When a person takes their first alcoholic drink or uses their first drug, they are probably not contemplating suicide. But for many people, the first drink or drug use is the beginning of a life of substance abuse and addiction. When someone is addicted to drugs or alcohol, they are at increased risk of suicide.
According to a report by the Substance Abuse and Mental Health Services Administration (SAMHSA) individuals with a substance use disorder have a ten to fourteen times greater risk of suicide than the general population. Opioids and alcohol are associated with the highest risk of suicidal behavior. Approximately 22% of suicide deaths involve alcohol, 20% involve opioids, 10.2% involve marijuana, 4.6% involve cocaine, and 3.4% involve amphetamines.
The Link Between Addiction and Suicide
Although the link between substance use disorders and suicide is clear, research has not yet pinned down the reasons the two are linked. What we know so far is the following:
- Addiction to drugs or alcohol plays a dominant role in the risk factors for suicide. It ranks second only to a person having a mood disorder, such as depression.
- Addiction to drugs or alcohol is a disease that affects the brain by altering how it normally works. It makes the individual feel, act, and think differently than they would before their illness. Often it causes them to lose their relationships, their homes, their jobs, and other things they once valued. Many people lose their self-worth, self-esteem, and sense of hope. These losses lead to depression.
- Despair and hopelessness can lead to suicide and attempted suicide. It is possible that complete loss of hope is the root cause of many of the addiction-related suicides.
Many times, symptoms of mental illnesses like bipolar disorders, depression, and anxiety can be triggered by drug and alcohol abuse or addiction. These types of mental illnesses are strong risk factors for suicide and may have been brought on by a substance addiction. It is also possible that some people with untreated existing mental health disorders self-medicate with drugs or alcohol. The combination of untreated disorders and substance abuse could lead to a worsening of their condition, resulting in thoughts of suicide.
Addiction and Suicide by Poisoning
In addiction-related suicides, it is often the drug itself that is used as the means of taking one’s life.
The third most common method of committing suicide is poisoning, and 75% of those deaths involve alcohol or drugs (as opposed to substances such as household chemicals or carbon monoxide). Prescription drugs are the most common type of drugs used in suicide attempts and are often combined with alcohol.
When a person overdoses on a drug, it is often very difficult to determine whether it was intentional or accidental. Unless the person told someone of their intention or left a note, their death is generally assumed to be accidental. It is possible that many overdose deaths that are ruled as accidental may have been suicides.

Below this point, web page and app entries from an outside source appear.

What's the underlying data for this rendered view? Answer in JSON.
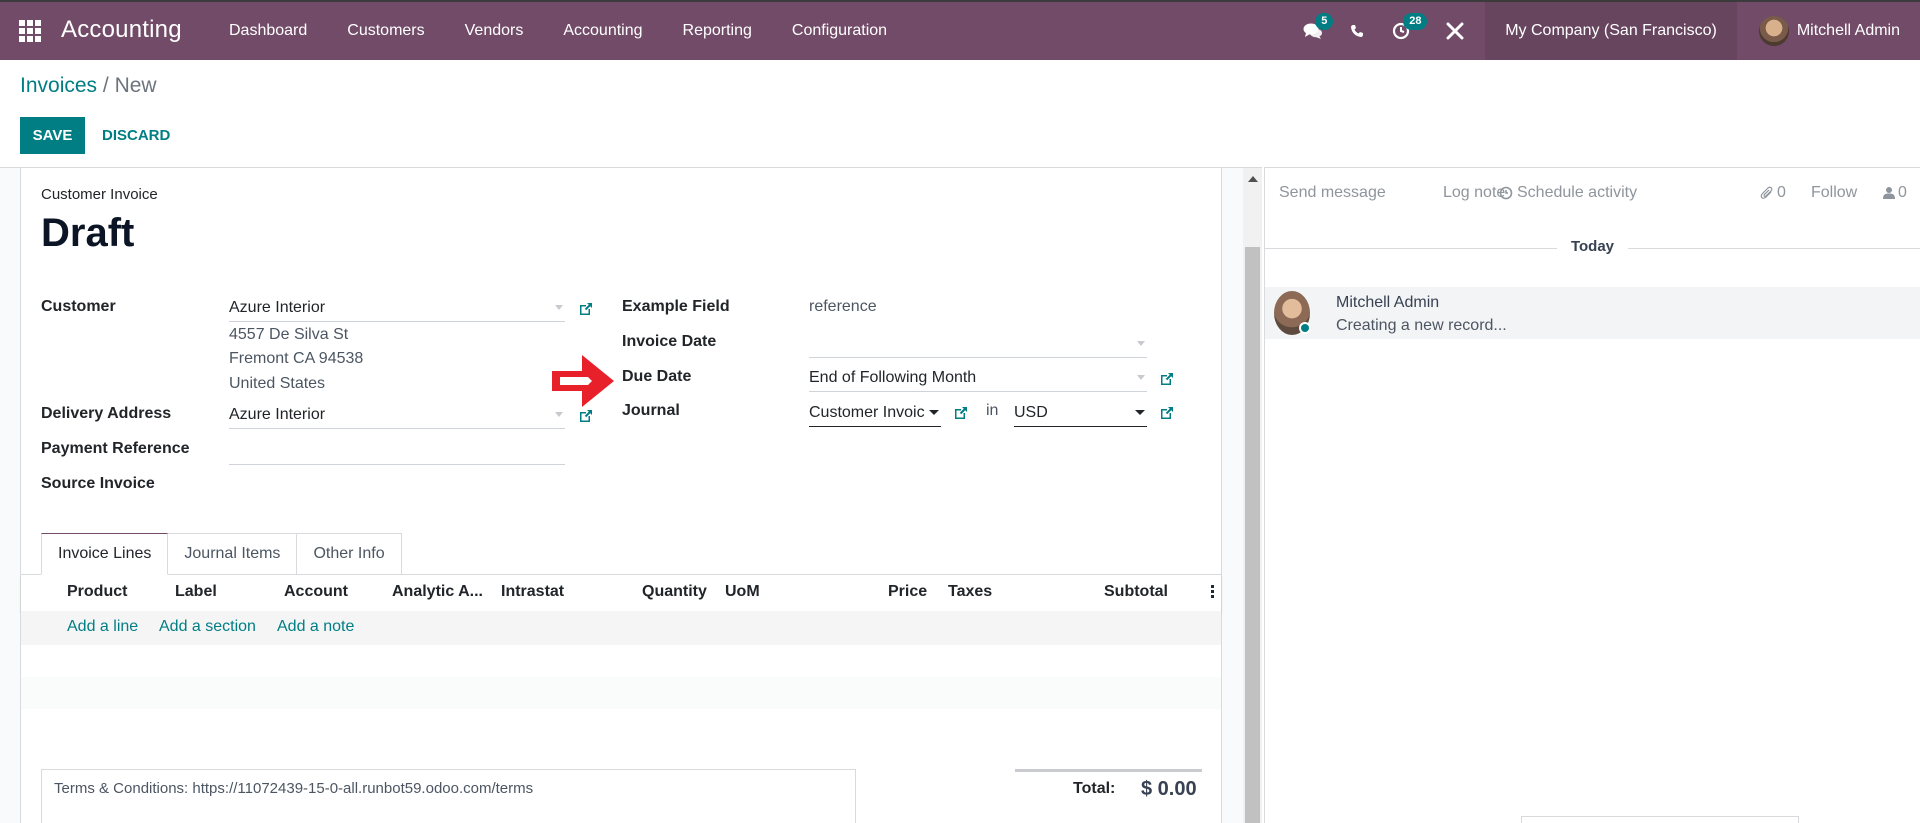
{
  "navbar": {
    "app_name": "Accounting",
    "apps_icon": "apps-grid-icon",
    "menu": [
      "Dashboard",
      "Customers",
      "Vendors",
      "Accounting",
      "Reporting",
      "Configuration"
    ],
    "messages_badge": "5",
    "activities_badge": "28",
    "company": "My Company (San Francisco)",
    "user": "Mitchell Admin"
  },
  "breadcrumb": {
    "parent": "Invoices",
    "separator": " / ",
    "current": "New"
  },
  "control": {
    "save_label": "SAVE",
    "discard_label": "DISCARD"
  },
  "form": {
    "doc_type": "Customer Invoice",
    "status_title": "Draft",
    "left": {
      "customer_label": "Customer",
      "customer_value": "Azure Interior",
      "address_lines": [
        "4557 De Silva St",
        "Fremont CA 94538",
        "United States"
      ],
      "delivery_label": "Delivery Address",
      "delivery_value": "Azure Interior",
      "payment_ref_label": "Payment Reference",
      "payment_ref_value": "",
      "source_invoice_label": "Source Invoice"
    },
    "right": {
      "example_label": "Example Field",
      "example_value": "reference",
      "invoice_date_label": "Invoice Date",
      "invoice_date_value": "",
      "due_date_label": "Due Date",
      "due_date_value": "End of Following Month",
      "journal_label": "Journal",
      "journal_value": "Customer Invoices",
      "journal_display": "Customer Invoic",
      "currency_connector": "in",
      "currency_value": "USD"
    },
    "annotation_arrow_color": "#e8202a"
  },
  "notebook": {
    "tabs": [
      "Invoice Lines",
      "Journal Items",
      "Other Info"
    ],
    "active_tab": "Invoice Lines",
    "columns": [
      "Product",
      "Label",
      "Account",
      "Analytic A...",
      "Intrastat",
      "Quantity",
      "UoM",
      "Price",
      "Taxes",
      "Subtotal"
    ],
    "add_links": [
      "Add a line",
      "Add a section",
      "Add a note"
    ]
  },
  "footer": {
    "terms": "Terms & Conditions: https://11072439-15-0-all.runbot59.odoo.com/terms",
    "total_label": "Total:",
    "total_value": "$ 0.00"
  },
  "chatter": {
    "send_message": "Send message",
    "log_note": "Log note",
    "schedule_activity": "Schedule activity",
    "attachments_count": "0",
    "follow": "Follow",
    "followers_count": "0",
    "date_separator": "Today",
    "messages": [
      {
        "author": "Mitchell Admin",
        "body": "Creating a new record..."
      }
    ]
  },
  "colors": {
    "brand": "#714b67",
    "accent": "#017e84",
    "company_bg": "#67455f"
  }
}
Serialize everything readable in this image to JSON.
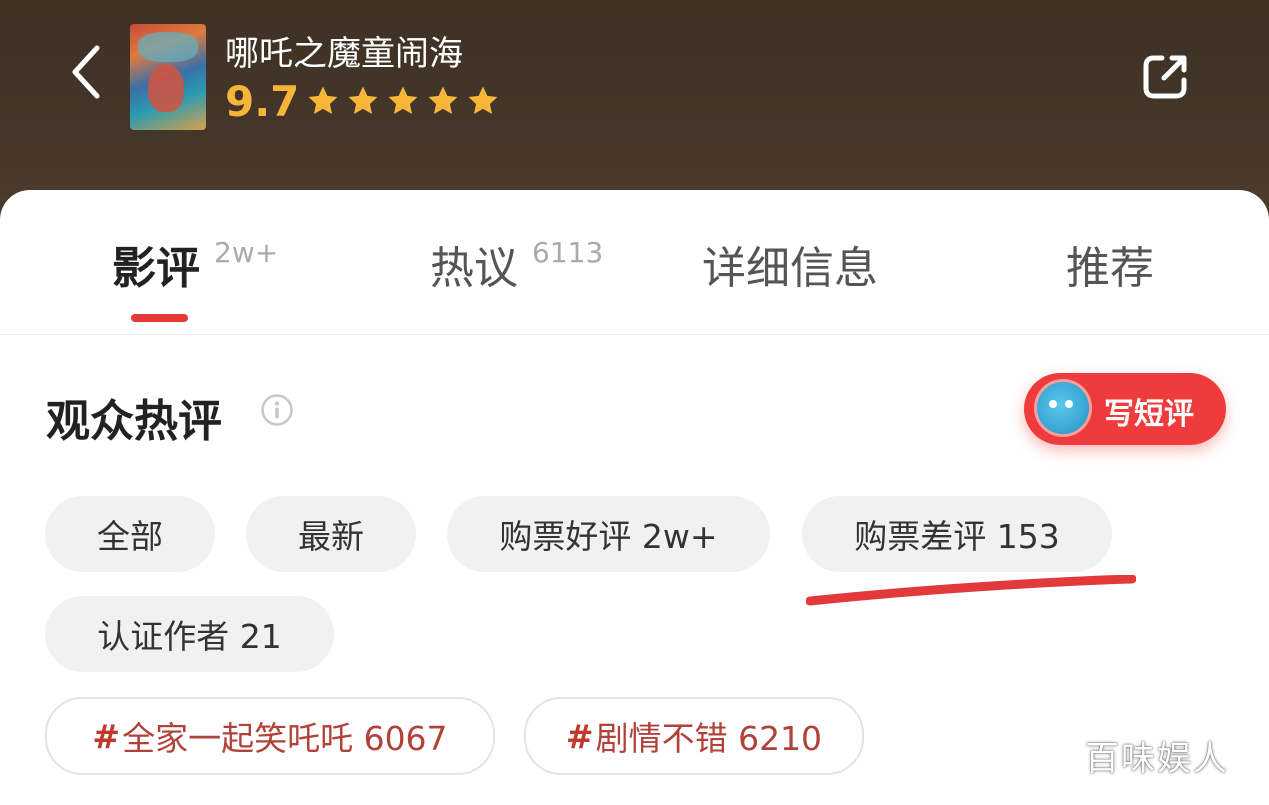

According to a report from the Center for Disease Control, suicide ranks number ten in the cause of deaths in the United States. In 2018, suicide claimed the lives of 48,324 Americans and 800,000 people worldwide. An article in Psychology Today states that approximately one in three people who commit suicide are under the influence of alcohol or drugs, usually opiates such as heroin, hydrocodone, or oxycodone. The article also noted that research has shown that alcoholism is the strongest predictor of suicide as opposed to a psychiatric diagnosis.
If You Need Help
It is important to understand that individuals with a substance use disorder face a very real and serious risk of death by suicide. If you or a loved one is struggling with an addiction to drugs or alcohol, it is time to get help. Call and speak to a professional at English Mountain Recovery, located in the Smoky Mountains of eastern Tennessee. We will answer your questions and help you get started on your road to recovery and a sober life.
About the Author:
Terry Hurley is a retired educational professional and freelance writer with more than fifty years of experience. A former reading specialist and learning center director, Terry loved her years working with children in the educational field. She has written extensively for print and online publications specializing in education and health issues. For the last six years, her writing focus has been on addiction and mental health issues.